_DIRECTIONS_
Using the entries below, give the count of lines that hold "phase". Say nothing besides the number.

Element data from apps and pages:
────────

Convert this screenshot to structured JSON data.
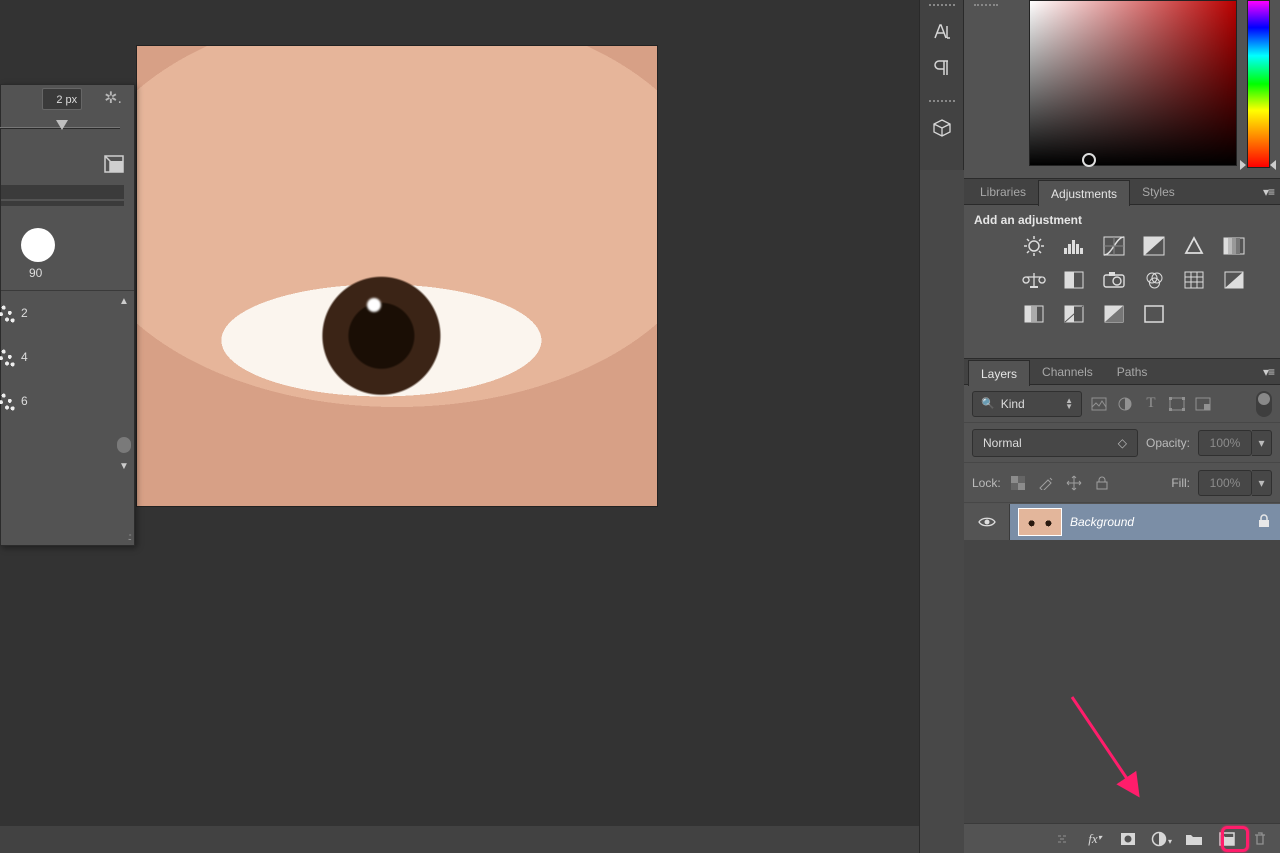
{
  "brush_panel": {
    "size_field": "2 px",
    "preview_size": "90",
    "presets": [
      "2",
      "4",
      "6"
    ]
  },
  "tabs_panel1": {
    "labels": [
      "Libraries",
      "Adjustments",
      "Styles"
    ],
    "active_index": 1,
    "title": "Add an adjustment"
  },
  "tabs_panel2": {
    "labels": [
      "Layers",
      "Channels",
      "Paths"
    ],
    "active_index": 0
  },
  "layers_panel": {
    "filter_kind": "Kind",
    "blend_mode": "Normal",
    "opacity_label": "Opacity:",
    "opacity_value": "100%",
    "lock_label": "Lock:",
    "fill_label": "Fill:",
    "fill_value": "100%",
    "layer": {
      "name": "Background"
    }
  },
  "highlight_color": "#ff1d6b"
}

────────

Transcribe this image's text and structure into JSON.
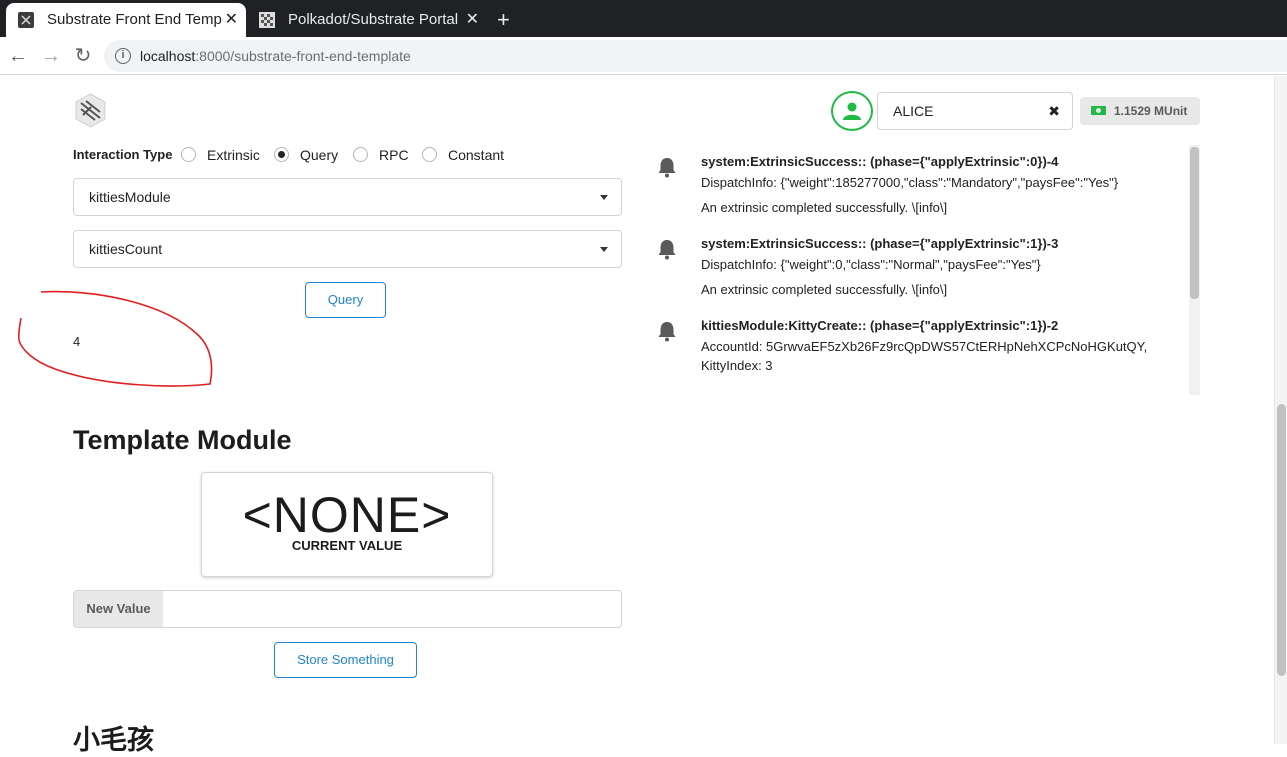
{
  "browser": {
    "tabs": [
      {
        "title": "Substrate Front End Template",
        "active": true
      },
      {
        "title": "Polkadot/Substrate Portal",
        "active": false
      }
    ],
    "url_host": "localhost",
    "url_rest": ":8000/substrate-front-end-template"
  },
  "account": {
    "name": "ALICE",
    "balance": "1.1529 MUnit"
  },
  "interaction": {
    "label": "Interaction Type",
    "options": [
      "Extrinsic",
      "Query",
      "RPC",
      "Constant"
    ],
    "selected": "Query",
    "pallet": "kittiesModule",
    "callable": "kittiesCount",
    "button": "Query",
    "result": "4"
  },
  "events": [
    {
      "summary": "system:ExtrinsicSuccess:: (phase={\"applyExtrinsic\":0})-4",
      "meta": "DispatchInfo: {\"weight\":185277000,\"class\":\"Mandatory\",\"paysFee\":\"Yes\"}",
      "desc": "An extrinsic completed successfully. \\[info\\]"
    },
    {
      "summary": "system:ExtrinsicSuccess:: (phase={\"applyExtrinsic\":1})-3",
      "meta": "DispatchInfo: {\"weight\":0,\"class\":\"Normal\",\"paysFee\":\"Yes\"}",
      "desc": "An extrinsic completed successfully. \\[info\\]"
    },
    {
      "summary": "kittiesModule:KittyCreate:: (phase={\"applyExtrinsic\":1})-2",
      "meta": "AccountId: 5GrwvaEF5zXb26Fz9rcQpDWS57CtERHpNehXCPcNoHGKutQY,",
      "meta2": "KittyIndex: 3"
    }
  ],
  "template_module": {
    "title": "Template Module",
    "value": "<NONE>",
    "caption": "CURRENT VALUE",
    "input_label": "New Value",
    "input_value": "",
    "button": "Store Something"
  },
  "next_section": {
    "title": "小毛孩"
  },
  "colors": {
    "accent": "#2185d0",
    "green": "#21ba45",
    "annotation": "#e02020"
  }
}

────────

_ANSWER BELOW_
3